The Biden administration announced major federal action against commercial spyware technologies with a new executive order prohibiting the U.S. government from using commercial spyware products which threaten national security and human rights.
Commercial spyware refers to surveillance software that can be sold and installed discreetly, often without the knowledge of an end user. After installation, the software can extract and augment sensitive data within a device.
As the health of national security shifts to a digital frontier, President Joe Biden’s new executive order will work to prevent government agencies and personnel from being the targets of malicious spyware by restricting its usage. Officials on a press call confirmed at least 50 U.S. personnel overseas were targeted by commercial spyware, spurring further federal action to reduce U.S. data exposure.
“This executive order will serve as a concrete demonstration of US leadership and commitment to countering the misuse of commercial spyware and other surveillance technology,” a senior administration official said during a press call on Monday. “The executive order…prohibits departments and agencies across the federal government, from operationally using commercial spyware tools that pose significant counterintelligence or security risks to the U.S. government, or significant risks of improper use by a foreign government or foreign person, including to target Americans or enable human rights abuses, and it encompasses spyware tools that are furnished by foreign or domestic commercial entities.”
The administration noted that it has seen a “growing number” of foreign governments utilizing commercial spyware against their own citizens in both democratic and authoritarian regimes. In 2021, the Biden administration launched a multi-agency initiative to study how commercial surveillance tech can be used against civil rights and what policy measures would be needed to counter these effects.
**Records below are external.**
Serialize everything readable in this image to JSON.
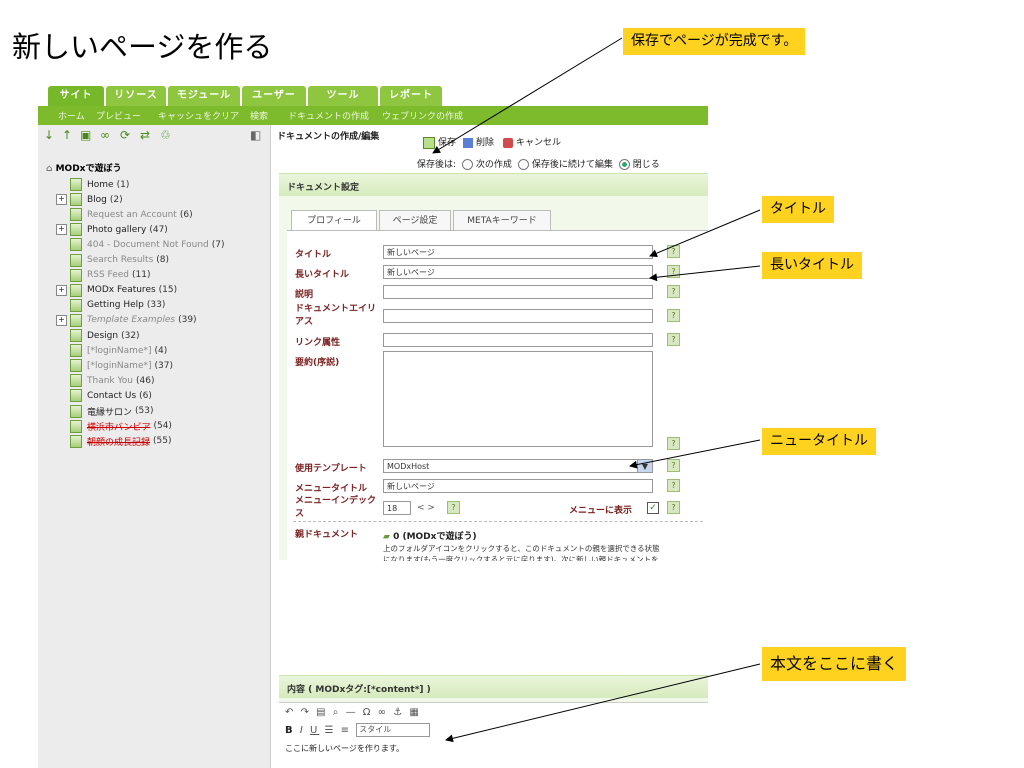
{
  "page_title": "新しいページを作る",
  "callouts": {
    "save": "保存でページが完成です。",
    "title": "タイトル",
    "long_title": "長いタイトル",
    "new_title": "ニュータイトル",
    "body": "本文をここに書く"
  },
  "main_tabs": [
    "サイト",
    "リソース",
    "モジュール",
    "ユーザー",
    "ツール",
    "レポート"
  ],
  "sub_nav": [
    "ホーム",
    "プレビュー",
    "キャッシュをクリア",
    "検索",
    "ドキュメントの作成",
    "ウェブリンクの作成"
  ],
  "tree": {
    "root": "MODxで遊ぼう",
    "items": [
      {
        "label": "Home",
        "count": "(1)",
        "style": "normal",
        "expander": false
      },
      {
        "label": "Blog",
        "count": "(2)",
        "style": "normal",
        "expander": true
      },
      {
        "label": "Request an Account",
        "count": "(6)",
        "style": "grey",
        "expander": false
      },
      {
        "label": "Photo gallery",
        "count": "(47)",
        "style": "normal",
        "expander": true
      },
      {
        "label": "404 - Document Not Found",
        "count": "(7)",
        "style": "grey",
        "expander": false
      },
      {
        "label": "Search Results",
        "count": "(8)",
        "style": "grey",
        "expander": false
      },
      {
        "label": "RSS Feed",
        "count": "(11)",
        "style": "grey",
        "expander": false
      },
      {
        "label": "MODx Features",
        "count": "(15)",
        "style": "normal",
        "expander": true
      },
      {
        "label": "Getting Help",
        "count": "(33)",
        "style": "normal",
        "expander": false
      },
      {
        "label": "Template Examples",
        "count": "(39)",
        "style": "italic",
        "expander": true
      },
      {
        "label": "Design",
        "count": "(32)",
        "style": "normal",
        "expander": false
      },
      {
        "label": "[*loginName*]",
        "count": "(4)",
        "style": "grey",
        "expander": false
      },
      {
        "label": "[*loginName*]",
        "count": "(37)",
        "style": "grey",
        "expander": false
      },
      {
        "label": "Thank You",
        "count": "(46)",
        "style": "grey",
        "expander": false
      },
      {
        "label": "Contact Us",
        "count": "(6)",
        "style": "normal",
        "expander": false
      },
      {
        "label": "竜縁サロン",
        "count": "(53)",
        "style": "normal",
        "expander": false
      },
      {
        "label": "横浜市バンビア",
        "count": "(54)",
        "style": "strike",
        "expander": false
      },
      {
        "label": "朝顔の成長記録",
        "count": "(55)",
        "style": "strike",
        "expander": false
      }
    ]
  },
  "doc_header": "ドキュメントの作成/編集",
  "actions": {
    "save": "保存",
    "delete": "削除",
    "cancel": "キャンセル"
  },
  "after_save": {
    "label": "保存後は:",
    "options": [
      "次の作成",
      "保存後に続けて編集",
      "閉じる"
    ],
    "selected": "閉じる"
  },
  "doc_settings_title": "ドキュメント設定",
  "form_tabs": [
    "プロフィール",
    "ページ設定",
    "METAキーワード"
  ],
  "fields": {
    "title_label": "タイトル",
    "title_value": "新しいページ",
    "longtitle_label": "長いタイトル",
    "longtitle_value": "新しいページ",
    "desc_label": "説明",
    "alias_label": "ドキュメントエイリアス",
    "link_label": "リンク属性",
    "summary_label": "要約(序説)",
    "template_label": "使用テンプレート",
    "template_value": "MODxHost",
    "menutitle_label": "メニュータイトル",
    "menutitle_value": "新しいページ",
    "menuindex_label": "メニューインデックス",
    "menuindex_value": "18",
    "menuindex_arrows": "< >",
    "showinmenu_label": "メニューに表示",
    "parent_label": "親ドキュメント",
    "parent_value": "0 (MODxで遊ぼう)",
    "parent_help": "上のフォルダアイコンをクリックすると、このドキュメントの親を選択できる状態になります(もう一度クリックすると元に戻ります)。次に新しい親ドキュメントをツリー内でクリックしてください。"
  },
  "content_section": {
    "title": "内容 ( MODxタグ:[*content*] )",
    "style_select": "スタイル",
    "body_text": "ここに新しいページを作ります。"
  },
  "colors": {
    "accent": "#7dbb2c",
    "callout": "#ffd21f",
    "label": "#7a2222"
  }
}
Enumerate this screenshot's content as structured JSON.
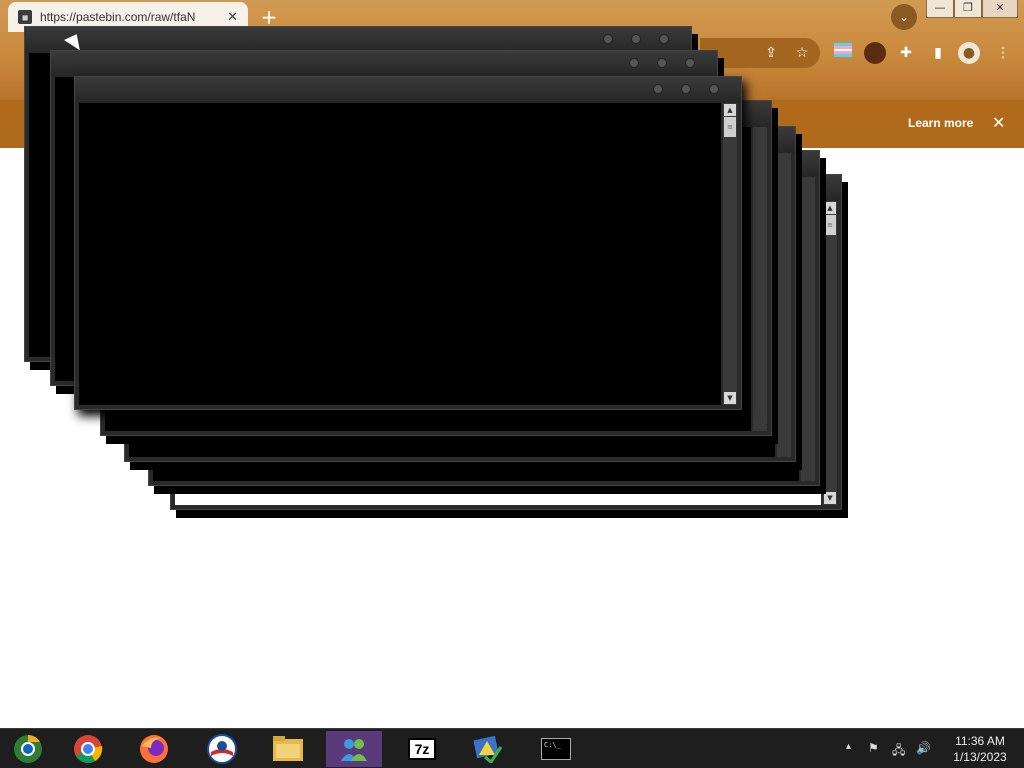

The Department of Commerce moved in sync with these efforts in November 2021 by adding four foreign companies based in Israel, Russia and Singapore to its list of designated spyware technology suppliers. They were subsequently placed on federal export control.
“As we dug into this effort, we also recognized quickly that the proliferation of commercial spyware poses distinct and growing counterintelligence and security risks to the United States, including to the safety and security of U.S. personnel and their families,” the senior administration official said.
Preceding this executive order, the Biden administration had issued export controls on software linked to known spyware. Now, the executive order functions as a “consensus product” between all U.S. departments and agencies, ensuring that federal agencies using commercial spyware align with U.S. foreign policy and national security interests, and that they do not contribute to commercial spyware abuse.
By formalizing potential factors that could indicate cybersecurity risks, the executive order attempts to add some oversight into a broadly uncontrolled industry. It aims to function as an information sharing vehicle to ensure that federal agencies can make accurate determinations on commercial spyware with precise information on its security and impacts.
“We believe this executive order will also help spur reform in a largely unregulated and insufficiently controlled industry, including by outlining responsible use, and remedial factors that are intended to prevent misuse and reduce risks to U.S. national security,” the senior administration official added.